What is being asked: In the records below, tally the lines that contain the word "docx" and give only that number.

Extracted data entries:
════════

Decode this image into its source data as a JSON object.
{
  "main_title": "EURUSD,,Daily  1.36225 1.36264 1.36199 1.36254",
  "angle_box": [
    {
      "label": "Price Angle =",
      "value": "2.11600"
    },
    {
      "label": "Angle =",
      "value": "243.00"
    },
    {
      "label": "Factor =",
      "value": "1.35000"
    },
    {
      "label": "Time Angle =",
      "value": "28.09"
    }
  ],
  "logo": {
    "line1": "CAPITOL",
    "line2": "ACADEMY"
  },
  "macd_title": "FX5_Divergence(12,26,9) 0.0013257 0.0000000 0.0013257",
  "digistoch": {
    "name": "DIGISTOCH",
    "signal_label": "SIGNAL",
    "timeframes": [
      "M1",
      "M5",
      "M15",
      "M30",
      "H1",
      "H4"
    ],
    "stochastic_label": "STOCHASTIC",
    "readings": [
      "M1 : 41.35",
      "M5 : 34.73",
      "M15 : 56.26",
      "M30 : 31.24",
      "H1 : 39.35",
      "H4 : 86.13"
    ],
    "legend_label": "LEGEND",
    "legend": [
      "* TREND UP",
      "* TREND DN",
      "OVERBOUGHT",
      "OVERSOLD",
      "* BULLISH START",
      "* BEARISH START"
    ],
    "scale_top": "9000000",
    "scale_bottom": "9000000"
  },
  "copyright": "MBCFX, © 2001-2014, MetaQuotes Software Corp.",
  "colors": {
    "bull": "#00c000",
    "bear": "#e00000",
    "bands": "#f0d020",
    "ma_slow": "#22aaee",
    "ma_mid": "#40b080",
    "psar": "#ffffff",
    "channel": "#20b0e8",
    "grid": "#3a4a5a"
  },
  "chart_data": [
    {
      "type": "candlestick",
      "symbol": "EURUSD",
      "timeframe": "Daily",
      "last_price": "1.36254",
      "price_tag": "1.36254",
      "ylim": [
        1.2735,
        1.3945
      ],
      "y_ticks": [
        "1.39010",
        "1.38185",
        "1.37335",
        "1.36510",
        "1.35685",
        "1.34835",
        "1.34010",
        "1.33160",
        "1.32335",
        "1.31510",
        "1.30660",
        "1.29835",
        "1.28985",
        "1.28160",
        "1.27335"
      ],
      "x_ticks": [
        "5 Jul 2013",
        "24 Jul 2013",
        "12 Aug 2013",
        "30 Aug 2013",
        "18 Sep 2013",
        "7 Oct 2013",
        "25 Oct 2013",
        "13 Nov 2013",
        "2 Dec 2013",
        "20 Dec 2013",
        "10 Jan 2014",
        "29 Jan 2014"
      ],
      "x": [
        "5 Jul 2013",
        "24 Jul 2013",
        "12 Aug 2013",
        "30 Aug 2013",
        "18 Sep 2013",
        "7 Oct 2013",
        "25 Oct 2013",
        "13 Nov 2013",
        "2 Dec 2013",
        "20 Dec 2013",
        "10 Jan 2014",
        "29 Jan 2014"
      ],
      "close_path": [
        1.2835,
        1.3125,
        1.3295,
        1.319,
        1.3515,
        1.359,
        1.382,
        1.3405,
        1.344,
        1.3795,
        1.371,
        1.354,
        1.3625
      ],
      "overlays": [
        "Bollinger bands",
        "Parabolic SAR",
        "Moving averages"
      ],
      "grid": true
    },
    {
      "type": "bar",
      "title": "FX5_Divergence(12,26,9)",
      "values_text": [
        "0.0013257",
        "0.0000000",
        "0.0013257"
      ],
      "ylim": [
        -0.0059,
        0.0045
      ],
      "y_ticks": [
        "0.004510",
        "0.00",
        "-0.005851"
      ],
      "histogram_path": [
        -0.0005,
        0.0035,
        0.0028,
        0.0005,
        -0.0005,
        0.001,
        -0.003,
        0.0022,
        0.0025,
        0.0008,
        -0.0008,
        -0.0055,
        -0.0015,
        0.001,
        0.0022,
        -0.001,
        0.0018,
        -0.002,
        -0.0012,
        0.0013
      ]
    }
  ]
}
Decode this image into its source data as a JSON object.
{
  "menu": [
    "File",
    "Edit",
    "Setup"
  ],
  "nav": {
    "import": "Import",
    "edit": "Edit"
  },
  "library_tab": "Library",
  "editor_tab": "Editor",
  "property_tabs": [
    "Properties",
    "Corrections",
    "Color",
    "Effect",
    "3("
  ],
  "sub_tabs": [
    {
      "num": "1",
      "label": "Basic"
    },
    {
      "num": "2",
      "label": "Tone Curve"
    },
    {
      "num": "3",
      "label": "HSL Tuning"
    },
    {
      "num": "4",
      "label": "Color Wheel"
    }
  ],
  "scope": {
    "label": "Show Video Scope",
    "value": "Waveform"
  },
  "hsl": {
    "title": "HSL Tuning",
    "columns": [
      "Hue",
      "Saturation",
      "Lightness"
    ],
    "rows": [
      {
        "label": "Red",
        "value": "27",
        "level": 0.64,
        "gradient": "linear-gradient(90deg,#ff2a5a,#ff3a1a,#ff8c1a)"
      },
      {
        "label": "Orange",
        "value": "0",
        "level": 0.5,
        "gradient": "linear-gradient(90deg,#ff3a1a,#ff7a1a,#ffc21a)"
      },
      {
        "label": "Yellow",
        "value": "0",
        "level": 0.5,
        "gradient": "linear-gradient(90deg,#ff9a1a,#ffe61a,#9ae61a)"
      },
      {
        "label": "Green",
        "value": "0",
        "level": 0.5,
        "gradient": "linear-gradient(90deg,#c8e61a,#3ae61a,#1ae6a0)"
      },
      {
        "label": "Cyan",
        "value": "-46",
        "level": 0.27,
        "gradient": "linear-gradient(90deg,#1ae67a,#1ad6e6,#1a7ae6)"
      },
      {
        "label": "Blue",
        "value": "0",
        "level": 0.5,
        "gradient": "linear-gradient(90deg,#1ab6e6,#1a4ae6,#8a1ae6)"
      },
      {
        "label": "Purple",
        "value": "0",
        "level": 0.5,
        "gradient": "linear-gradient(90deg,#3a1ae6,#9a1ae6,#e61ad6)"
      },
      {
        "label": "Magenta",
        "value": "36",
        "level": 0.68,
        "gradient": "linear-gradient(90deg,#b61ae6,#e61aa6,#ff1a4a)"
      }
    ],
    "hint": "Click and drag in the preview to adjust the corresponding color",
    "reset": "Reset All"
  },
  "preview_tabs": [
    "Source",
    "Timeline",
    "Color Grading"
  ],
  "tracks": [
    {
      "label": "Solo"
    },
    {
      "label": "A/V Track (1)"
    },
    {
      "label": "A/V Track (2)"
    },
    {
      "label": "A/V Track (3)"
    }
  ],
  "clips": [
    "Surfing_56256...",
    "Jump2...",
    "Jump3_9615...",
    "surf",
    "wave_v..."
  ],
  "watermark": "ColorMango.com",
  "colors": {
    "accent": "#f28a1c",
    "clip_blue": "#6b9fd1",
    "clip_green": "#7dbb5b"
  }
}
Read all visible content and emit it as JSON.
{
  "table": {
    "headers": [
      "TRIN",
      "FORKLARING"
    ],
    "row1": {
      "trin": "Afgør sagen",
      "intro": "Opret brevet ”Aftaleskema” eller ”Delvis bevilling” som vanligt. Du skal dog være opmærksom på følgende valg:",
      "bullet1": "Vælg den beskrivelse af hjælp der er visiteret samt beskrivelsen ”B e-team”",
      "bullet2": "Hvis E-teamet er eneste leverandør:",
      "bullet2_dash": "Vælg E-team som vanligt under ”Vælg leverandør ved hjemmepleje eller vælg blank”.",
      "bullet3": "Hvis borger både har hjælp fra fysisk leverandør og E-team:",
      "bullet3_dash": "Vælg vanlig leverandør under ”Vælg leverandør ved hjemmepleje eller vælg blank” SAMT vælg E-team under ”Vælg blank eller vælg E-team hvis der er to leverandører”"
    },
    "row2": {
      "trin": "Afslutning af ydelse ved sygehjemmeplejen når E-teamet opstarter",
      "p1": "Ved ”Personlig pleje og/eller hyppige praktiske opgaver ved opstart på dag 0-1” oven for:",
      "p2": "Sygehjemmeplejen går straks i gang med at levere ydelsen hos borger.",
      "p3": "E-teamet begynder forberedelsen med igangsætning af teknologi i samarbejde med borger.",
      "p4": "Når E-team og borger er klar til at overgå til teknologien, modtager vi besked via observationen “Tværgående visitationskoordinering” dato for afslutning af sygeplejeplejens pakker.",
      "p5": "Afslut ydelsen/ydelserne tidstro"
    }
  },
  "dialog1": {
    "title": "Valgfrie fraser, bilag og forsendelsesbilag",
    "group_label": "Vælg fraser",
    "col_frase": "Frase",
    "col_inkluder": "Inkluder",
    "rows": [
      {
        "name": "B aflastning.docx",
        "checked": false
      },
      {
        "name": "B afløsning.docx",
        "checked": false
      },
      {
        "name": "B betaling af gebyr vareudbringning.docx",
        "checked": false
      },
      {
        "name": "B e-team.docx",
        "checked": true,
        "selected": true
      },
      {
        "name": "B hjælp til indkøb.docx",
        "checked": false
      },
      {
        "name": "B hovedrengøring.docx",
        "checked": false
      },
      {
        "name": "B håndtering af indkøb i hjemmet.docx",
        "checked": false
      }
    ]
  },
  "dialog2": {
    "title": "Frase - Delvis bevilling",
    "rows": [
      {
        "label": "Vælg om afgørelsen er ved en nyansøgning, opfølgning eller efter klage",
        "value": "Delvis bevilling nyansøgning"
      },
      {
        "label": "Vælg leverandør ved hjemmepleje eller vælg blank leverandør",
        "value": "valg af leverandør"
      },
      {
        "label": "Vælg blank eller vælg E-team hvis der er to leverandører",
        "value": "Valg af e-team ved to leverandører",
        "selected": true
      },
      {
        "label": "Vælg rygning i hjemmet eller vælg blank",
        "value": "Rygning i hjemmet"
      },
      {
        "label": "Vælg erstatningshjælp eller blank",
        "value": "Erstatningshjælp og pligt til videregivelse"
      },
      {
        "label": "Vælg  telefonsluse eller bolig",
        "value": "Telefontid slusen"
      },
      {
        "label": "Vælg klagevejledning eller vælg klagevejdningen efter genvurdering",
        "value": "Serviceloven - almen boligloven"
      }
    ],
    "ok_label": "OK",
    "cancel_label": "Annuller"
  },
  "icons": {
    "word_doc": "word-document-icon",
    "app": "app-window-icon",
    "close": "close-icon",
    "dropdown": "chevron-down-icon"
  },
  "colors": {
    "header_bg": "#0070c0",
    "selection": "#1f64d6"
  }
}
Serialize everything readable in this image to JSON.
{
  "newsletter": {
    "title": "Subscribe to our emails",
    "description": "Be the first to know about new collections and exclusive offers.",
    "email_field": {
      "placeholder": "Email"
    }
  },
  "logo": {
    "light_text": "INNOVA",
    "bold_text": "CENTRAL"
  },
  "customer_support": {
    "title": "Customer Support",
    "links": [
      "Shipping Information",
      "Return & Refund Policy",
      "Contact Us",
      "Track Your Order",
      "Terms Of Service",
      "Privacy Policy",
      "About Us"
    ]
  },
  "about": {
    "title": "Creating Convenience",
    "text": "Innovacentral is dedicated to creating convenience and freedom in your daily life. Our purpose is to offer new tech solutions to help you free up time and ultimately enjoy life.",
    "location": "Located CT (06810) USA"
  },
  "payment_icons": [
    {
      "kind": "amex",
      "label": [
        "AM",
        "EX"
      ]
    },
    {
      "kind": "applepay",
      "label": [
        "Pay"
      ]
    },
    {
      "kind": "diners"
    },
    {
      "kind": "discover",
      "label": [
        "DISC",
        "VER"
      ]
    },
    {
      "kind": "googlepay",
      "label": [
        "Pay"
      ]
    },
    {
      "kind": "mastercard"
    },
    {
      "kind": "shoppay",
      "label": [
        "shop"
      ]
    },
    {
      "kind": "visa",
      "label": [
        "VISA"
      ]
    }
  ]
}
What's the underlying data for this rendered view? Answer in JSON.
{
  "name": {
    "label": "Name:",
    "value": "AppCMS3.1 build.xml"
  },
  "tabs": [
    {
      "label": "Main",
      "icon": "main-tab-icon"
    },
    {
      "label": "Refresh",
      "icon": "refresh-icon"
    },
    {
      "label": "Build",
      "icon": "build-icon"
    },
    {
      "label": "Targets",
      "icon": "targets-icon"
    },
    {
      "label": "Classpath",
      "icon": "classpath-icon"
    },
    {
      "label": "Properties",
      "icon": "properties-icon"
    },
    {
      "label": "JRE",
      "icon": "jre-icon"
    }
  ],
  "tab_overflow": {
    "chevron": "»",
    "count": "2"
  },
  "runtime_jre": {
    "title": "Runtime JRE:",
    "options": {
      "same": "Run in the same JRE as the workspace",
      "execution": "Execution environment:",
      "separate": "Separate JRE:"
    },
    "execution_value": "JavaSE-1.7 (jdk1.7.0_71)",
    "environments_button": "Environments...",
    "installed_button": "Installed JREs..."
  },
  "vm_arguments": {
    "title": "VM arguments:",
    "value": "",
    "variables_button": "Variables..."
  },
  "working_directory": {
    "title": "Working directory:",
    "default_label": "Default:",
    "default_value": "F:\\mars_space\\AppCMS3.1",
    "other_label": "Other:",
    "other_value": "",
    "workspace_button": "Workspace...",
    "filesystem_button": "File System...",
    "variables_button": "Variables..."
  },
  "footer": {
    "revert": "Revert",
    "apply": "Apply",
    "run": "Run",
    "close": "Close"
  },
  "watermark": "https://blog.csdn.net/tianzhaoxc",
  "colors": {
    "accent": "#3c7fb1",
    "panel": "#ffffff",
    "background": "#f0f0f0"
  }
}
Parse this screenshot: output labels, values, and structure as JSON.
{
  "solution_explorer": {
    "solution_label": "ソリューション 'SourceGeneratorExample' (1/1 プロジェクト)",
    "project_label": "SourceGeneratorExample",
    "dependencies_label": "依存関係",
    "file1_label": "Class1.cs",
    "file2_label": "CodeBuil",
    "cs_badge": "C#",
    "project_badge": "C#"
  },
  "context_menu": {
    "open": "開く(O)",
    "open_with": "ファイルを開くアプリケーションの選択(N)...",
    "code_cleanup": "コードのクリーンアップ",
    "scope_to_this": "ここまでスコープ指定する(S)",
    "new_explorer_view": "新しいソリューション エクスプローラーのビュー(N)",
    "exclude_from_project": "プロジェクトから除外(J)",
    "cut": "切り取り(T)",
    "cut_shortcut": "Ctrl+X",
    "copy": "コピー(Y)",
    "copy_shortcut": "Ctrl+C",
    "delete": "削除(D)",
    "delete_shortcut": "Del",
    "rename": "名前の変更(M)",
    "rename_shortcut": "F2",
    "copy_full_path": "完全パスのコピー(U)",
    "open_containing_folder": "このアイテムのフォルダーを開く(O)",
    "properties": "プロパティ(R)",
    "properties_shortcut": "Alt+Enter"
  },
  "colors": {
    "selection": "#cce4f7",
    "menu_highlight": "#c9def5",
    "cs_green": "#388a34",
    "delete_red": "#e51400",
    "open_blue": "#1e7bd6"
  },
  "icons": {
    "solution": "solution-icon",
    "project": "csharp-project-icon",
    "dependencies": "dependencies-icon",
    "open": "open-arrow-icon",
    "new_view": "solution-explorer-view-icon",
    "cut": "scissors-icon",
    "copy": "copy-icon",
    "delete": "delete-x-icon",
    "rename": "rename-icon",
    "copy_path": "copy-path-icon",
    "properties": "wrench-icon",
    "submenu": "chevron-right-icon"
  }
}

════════

Solved problem: 7